The Chinese have an arsenal of dessert soups boasting a myriad of health benefits, but probably the most refreshing of them all is Cheng Tng, which literally translates to “clear soup”. This light and cooling dessert contains a surfeit of vitamins that help in repelling heat in the body, serving as an anti-inflammatory, retaining youthful skin, and revitalizing the tastebuds with its sweet and delicate flavors. This Teochew dessert consists of sea coconut, dried longans, gingko nuts, barley, red dates, winter melon, white fungus, and honey rock sugar. The sea coconut is simultaneously gelatinous and crunchy, the dried longans are fruity and fleshy, the gingko nuts carry a crunch, and the white fungus has a nice bouncy bite to it. This invigorating soup uplifts the palate and finishes the hearty feast on a sweet and restorative note.
There is only one seating every evening at JIAK, either at 6.30pm or 7pm. Reservations should be made at least three days in advance. A minimum of two pax is required for a reservation, and the maximum capacity is 10 people. The omakase is $70 nett per person. Whiskies, beers and soft drinks are available at an additional charge. To further elevate your dining experience, you may wish to opt for whiskey pairing.

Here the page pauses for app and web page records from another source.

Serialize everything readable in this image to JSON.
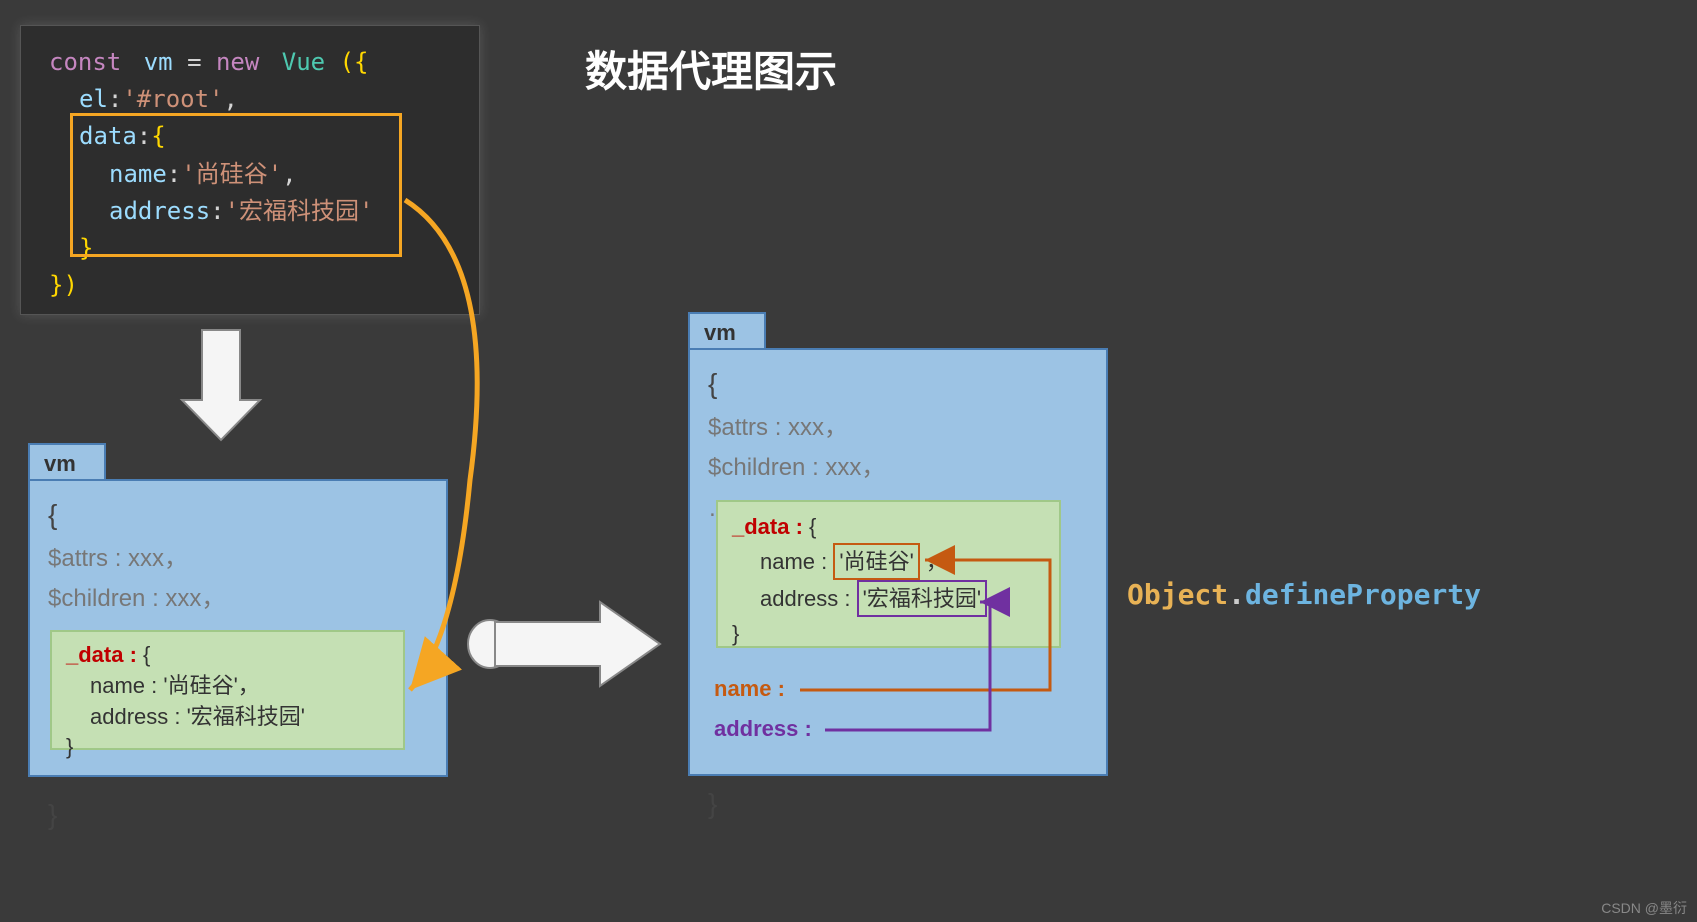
{
  "title": "数据代理图示",
  "code": {
    "const": "const",
    "vm": "vm",
    "eq": " = ",
    "new": "new",
    "Vue": "Vue",
    "open": "({",
    "el_key": "el",
    "el_val": "'#root'",
    "data_key": "data",
    "name_key": "name",
    "name_val": "'尚硅谷'",
    "addr_key": "address",
    "addr_val": "'宏福科技园'",
    "close": "})"
  },
  "vm_tab": "vm",
  "vm_content": {
    "brace_open": "{",
    "attrs": "$attrs : xxx，",
    "children": "$children : xxx，",
    "dots": "……",
    "brace_close": "}"
  },
  "data_block": {
    "label": "_data : ",
    "open": "{",
    "name_line": "name : '尚硅谷'，",
    "addr_line": "address : '宏福科技园'",
    "close": "}"
  },
  "data_block2": {
    "name_key": "name :",
    "name_val": "'尚硅谷'",
    "comma": "，",
    "addr_key": "address :",
    "addr_val": "'宏福科技园'"
  },
  "props": {
    "name": "name :",
    "address": "address :"
  },
  "side": {
    "obj": "Object",
    "dot": ".",
    "def": "defineProperty"
  },
  "watermark": "CSDN @墨衍"
}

JIAK’s in-house whiskey connoisseur has prepared a line-up of boutique whiskies that will complement your meal for $12 to $15 per drum.
Book your private home dining experience with JIAK by calling or texting +65 82842758 or +65 91796533.
Address: 184B Joo Chiat Place, Singapore 427896
Hours: 6.30pm/7pm – Late (by reservation only)
Tel.: +65 82842758 / 91796533
Editor’s Note: This article is a collaboration between FreshGrads.Sg and Rosette Media.